William H. Holtzclaw, founder of the Utica Normal and Industrial Institute. Portrait by Marie Hull.

The Utica Institute Museum, telling the story of a “little Tuskegee” in rural Mississippi

The Utica Institute Museum opened in 2021 on the Utica Campus of Hinds Community College, formerly Utica Junior College and the Utica Institute, to tell the story of Southern Black Education in rural Mississippi. The school was founded in 1903 by William H. Holtzclaw, a native of Alabama and mentee of Booker T. Washington who sought to replicate the Tuskegee experience in Mississippi’s Black Belt, where many local Black farmers owned small farms.

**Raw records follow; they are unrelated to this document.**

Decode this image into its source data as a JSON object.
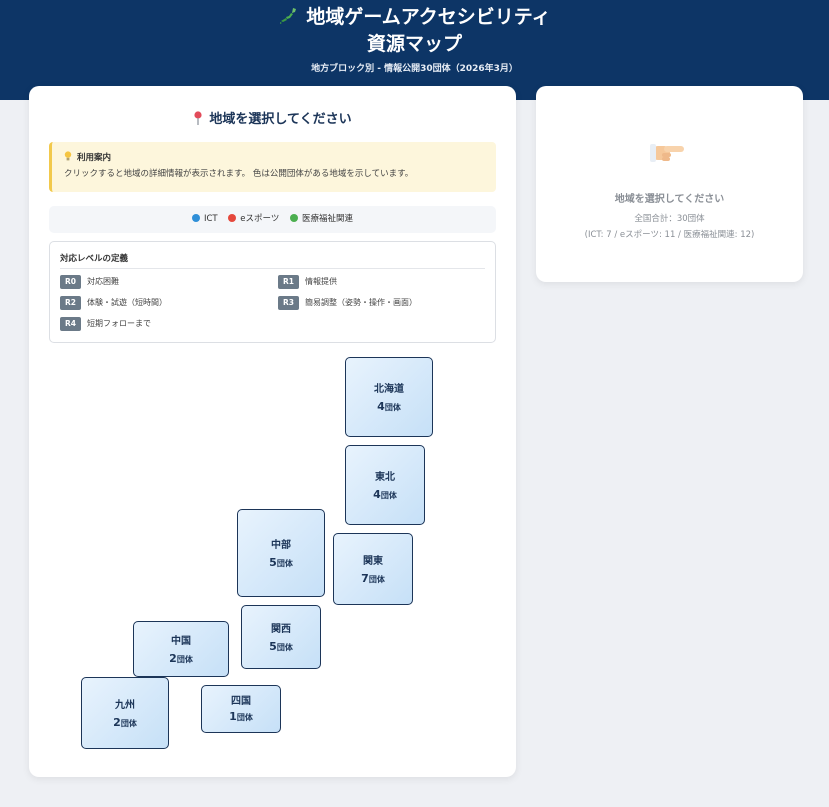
{
  "header": {
    "title_line1": "地域ゲームアクセシビリティ",
    "title_line2": "資源マップ",
    "subtitle": "地方ブロック別 - 情報公開30団体（2026年3月）"
  },
  "left_panel": {
    "heading": "地域を選択してください",
    "guide": {
      "title": "利用案内",
      "text": "クリックすると地域の詳細情報が表示されます。 色は公開団体がある地域を示しています。"
    },
    "legend": [
      {
        "label": "ICT",
        "color": "#2f8fd8"
      },
      {
        "label": "eスポーツ",
        "color": "#e5483c"
      },
      {
        "label": "医療福祉関連",
        "color": "#4caf50"
      }
    ],
    "levels": {
      "title": "対応レベルの定義",
      "items": [
        {
          "code": "R0",
          "label": "対応困難"
        },
        {
          "code": "R1",
          "label": "情報提供"
        },
        {
          "code": "R2",
          "label": "体験・試遊（短時間）"
        },
        {
          "code": "R3",
          "label": "簡易調整（姿勢・操作・画面）"
        },
        {
          "code": "R4",
          "label": "短期フォローまで"
        }
      ]
    },
    "regions": [
      {
        "name": "北海道",
        "count": "4",
        "unit": "団体"
      },
      {
        "name": "東北",
        "count": "4",
        "unit": "団体"
      },
      {
        "name": "中部",
        "count": "5",
        "unit": "団体"
      },
      {
        "name": "関東",
        "count": "7",
        "unit": "団体"
      },
      {
        "name": "関西",
        "count": "5",
        "unit": "団体"
      },
      {
        "name": "中国",
        "count": "2",
        "unit": "団体"
      },
      {
        "name": "九州",
        "count": "2",
        "unit": "団体"
      },
      {
        "name": "四国",
        "count": "1",
        "unit": "団体"
      }
    ]
  },
  "right_panel": {
    "title": "地域を選択してください",
    "total": "全国合計：30団体",
    "breakdown": "(ICT: 7 / eスポーツ: 11 / 医療福祉関連: 12)"
  }
}
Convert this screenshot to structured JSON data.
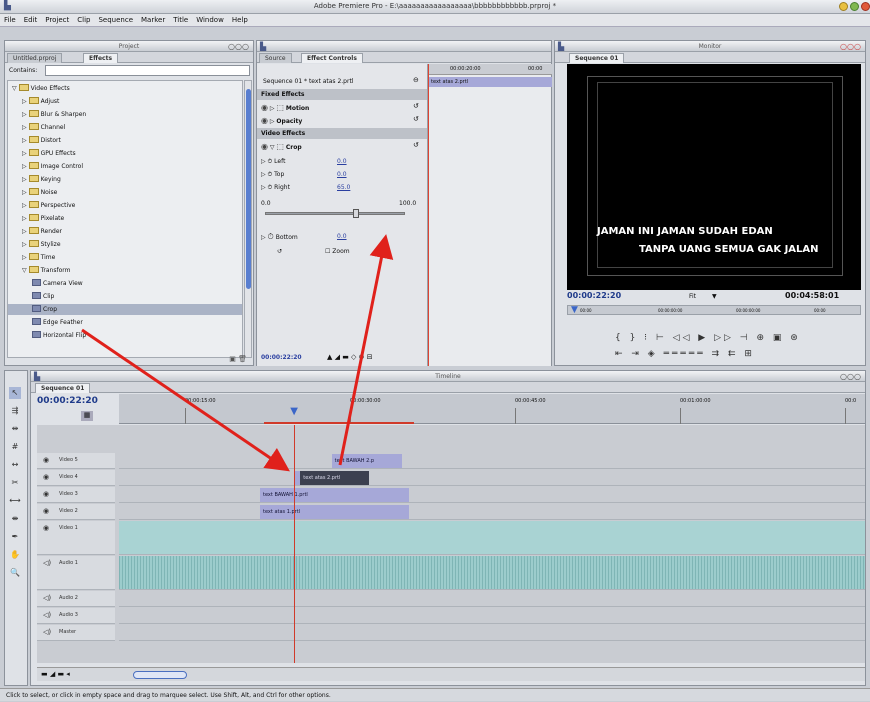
{
  "app": {
    "title": "Adobe Premiere Pro - E:\\aaaaaaaaaaaaaaaaa\\bbbbbbbbbbbb.prproj *"
  },
  "menu": [
    "File",
    "Edit",
    "Project",
    "Clip",
    "Sequence",
    "Marker",
    "Title",
    "Window",
    "Help"
  ],
  "project_panel": {
    "title": "Project",
    "tabs": [
      "Untitled.prproj",
      "Effects"
    ],
    "contains_label": "Contains:",
    "tree": [
      {
        "label": "Video Effects",
        "depth": 0,
        "type": "folder",
        "open": true
      },
      {
        "label": "Adjust",
        "depth": 1,
        "type": "folder"
      },
      {
        "label": "Blur & Sharpen",
        "depth": 1,
        "type": "folder"
      },
      {
        "label": "Channel",
        "depth": 1,
        "type": "folder"
      },
      {
        "label": "Distort",
        "depth": 1,
        "type": "folder"
      },
      {
        "label": "GPU Effects",
        "depth": 1,
        "type": "folder"
      },
      {
        "label": "Image Control",
        "depth": 1,
        "type": "folder"
      },
      {
        "label": "Keying",
        "depth": 1,
        "type": "folder"
      },
      {
        "label": "Noise",
        "depth": 1,
        "type": "folder"
      },
      {
        "label": "Perspective",
        "depth": 1,
        "type": "folder"
      },
      {
        "label": "Pixelate",
        "depth": 1,
        "type": "folder"
      },
      {
        "label": "Render",
        "depth": 1,
        "type": "folder"
      },
      {
        "label": "Stylize",
        "depth": 1,
        "type": "folder"
      },
      {
        "label": "Time",
        "depth": 1,
        "type": "folder"
      },
      {
        "label": "Transform",
        "depth": 1,
        "type": "folder",
        "open": true
      },
      {
        "label": "Camera View",
        "depth": 2,
        "type": "effect"
      },
      {
        "label": "Clip",
        "depth": 2,
        "type": "effect"
      },
      {
        "label": "Crop",
        "depth": 2,
        "type": "effect",
        "selected": true
      },
      {
        "label": "Edge Feather",
        "depth": 2,
        "type": "effect"
      },
      {
        "label": "Horizontal Flip",
        "depth": 2,
        "type": "effect"
      }
    ]
  },
  "effect_controls": {
    "tabs": [
      "Source",
      "Effect Controls"
    ],
    "source_line": "Sequence 01 * text atas 2.prtl",
    "timecode_start": "00:00:20:00",
    "timecode_end": "00:00",
    "clip_label": "text atas 2.prtl",
    "fixed_effects": "Fixed Effects",
    "motion": "Motion",
    "opacity": "Opacity",
    "video_effects": "Video Effects",
    "crop": "Crop",
    "params": [
      {
        "name": "Left",
        "value": "0.0"
      },
      {
        "name": "Top",
        "value": "0.0"
      },
      {
        "name": "Right",
        "value": "65.0"
      }
    ],
    "slider_min": "0.0",
    "slider_max": "100.0",
    "slider_value": 0.65,
    "bottom": {
      "name": "Bottom",
      "value": "0.0"
    },
    "zoom_label": "Zoom",
    "timecode": "00:00:22:20"
  },
  "monitor": {
    "title": "Monitor",
    "tab": "Sequence 01",
    "caption_line1": "JAMAN INI JAMAN SUDAH EDAN",
    "caption_line2": "TANPA UANG SEMUA GAK JALAN",
    "timecode_current": "00:00:22:20",
    "fit": "Fit",
    "timecode_duration": "00:04:58:01",
    "ruler": [
      "00:00",
      "00:00:00:00",
      "00:00:00:00",
      "00:00"
    ]
  },
  "timeline": {
    "title": "Timeline",
    "tab": "Sequence 01",
    "timecode": "00:00:22:20",
    "ruler": [
      "00:00:15:00",
      "00:00:30:00",
      "00:00:45:00",
      "00:01:00:00",
      "00:0"
    ],
    "playhead_fraction": 0.235,
    "tracks": [
      {
        "name": "Video 5",
        "clips": [
          {
            "label": "text BAWAH 2.p",
            "start": 0.285,
            "end": 0.38
          }
        ]
      },
      {
        "name": "Video 4",
        "clips": [
          {
            "label": "text atas 2.prtl",
            "start": 0.235,
            "end": 0.335,
            "selected": true
          }
        ]
      },
      {
        "name": "Video 3",
        "clips": [
          {
            "label": "text BAWAH 1.prtl",
            "start": 0.189,
            "end": 0.389
          }
        ]
      },
      {
        "name": "Video 2",
        "clips": [
          {
            "label": "text atas 1.prtl",
            "start": 0.189,
            "end": 0.389
          }
        ]
      },
      {
        "name": "Video 1",
        "clips": []
      },
      {
        "name": "Audio 1",
        "clips": []
      },
      {
        "name": "Audio 2",
        "clips": []
      },
      {
        "name": "Audio 3",
        "clips": []
      },
      {
        "name": "Master",
        "clips": []
      }
    ]
  },
  "status_bar": "Click to select, or click in empty space and drag to marquee select. Use Shift, Alt, and Ctrl for other options.",
  "colors": {
    "clip": "#a6a8d8",
    "clip_selected": "#3c4050",
    "video1": "#a9d3d3",
    "audio": "#8fc1c1",
    "arrow": "#e0211b",
    "accent": "#1e3a8a"
  }
}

The museum emerged from a NEH funded project, William H. Holtzclaw and the Black Man’s Burden, which created a summer institute for college and high school teachers to explore Holtzclaw’s contributions to Southern Black Education. Grant co-directors Jean Greene and Dan Fuller worked to continue the project after the grant ended and the Utica Institute Museum is the next iteration in our goal of sharing Holtzclaw’s story with a wider audience.

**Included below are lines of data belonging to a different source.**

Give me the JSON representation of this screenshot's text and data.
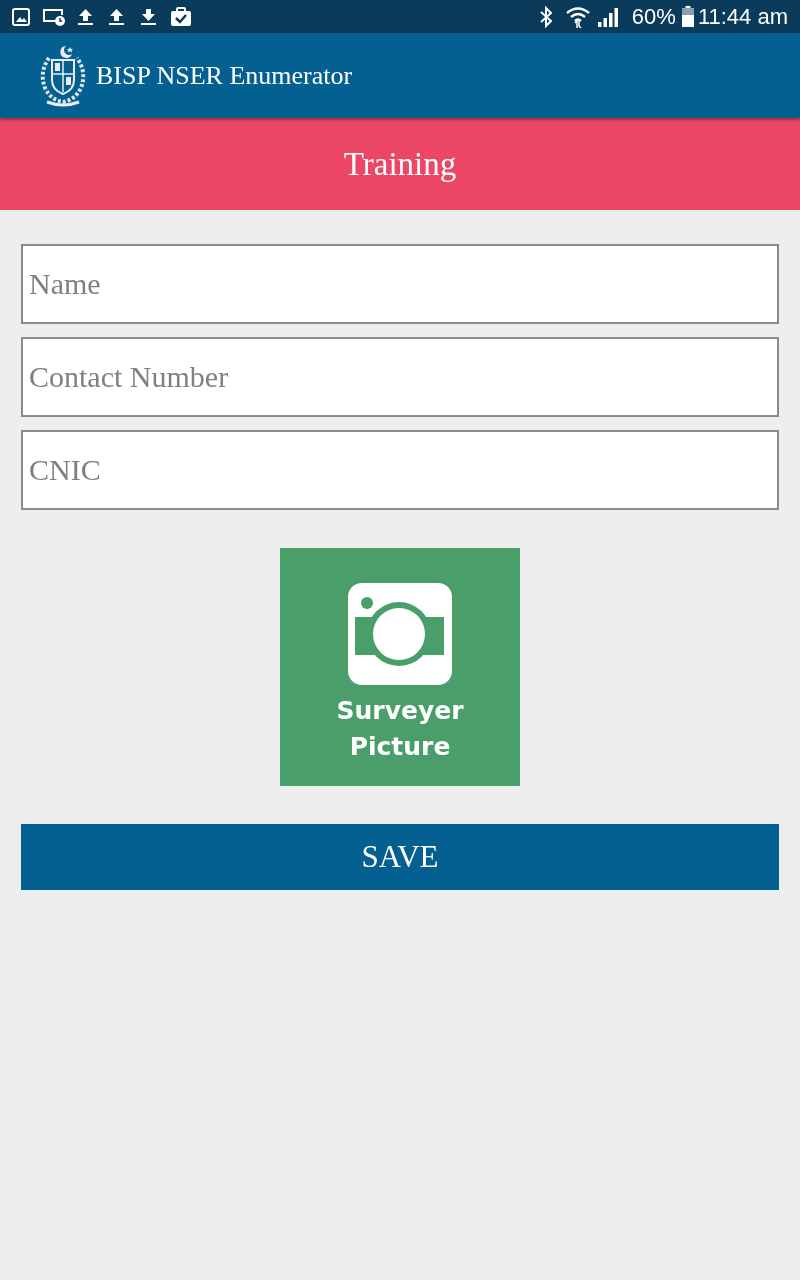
{
  "status_bar": {
    "battery": "60%",
    "time": "11:44 am"
  },
  "app_bar": {
    "title": "BISP NSER Enumerator"
  },
  "screen_header": {
    "title": "Training"
  },
  "form": {
    "fields": [
      {
        "placeholder": "Name"
      },
      {
        "placeholder": "Contact Number"
      },
      {
        "placeholder": "CNIC"
      }
    ],
    "picture_button": {
      "label": "Surveyer Picture"
    },
    "save_button": {
      "label": "SAVE"
    }
  }
}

The museum, in partnership with the William Holtzclaw library, houses the Utica Institute Archives and the Utica Oral History Center. We are located in the former President’s Home on the historic Utica Campus.

Museum Staff

Jean Greene, Museum Director

Dan Fuller, Assistant Director

Museum Advisory Committee
Mrs. Dorthene Willis
Mrs. Denise Taylor
Mrs. Doris McClure
Mrs. Regina Adams
Mr. Gerald Collins
Mrs. Diana Brown
Mr. Harry Watson
Mr. Karlos Sanders
Dr. Marquise Kessee, ex officio
VP Sherry Franklin, ex officio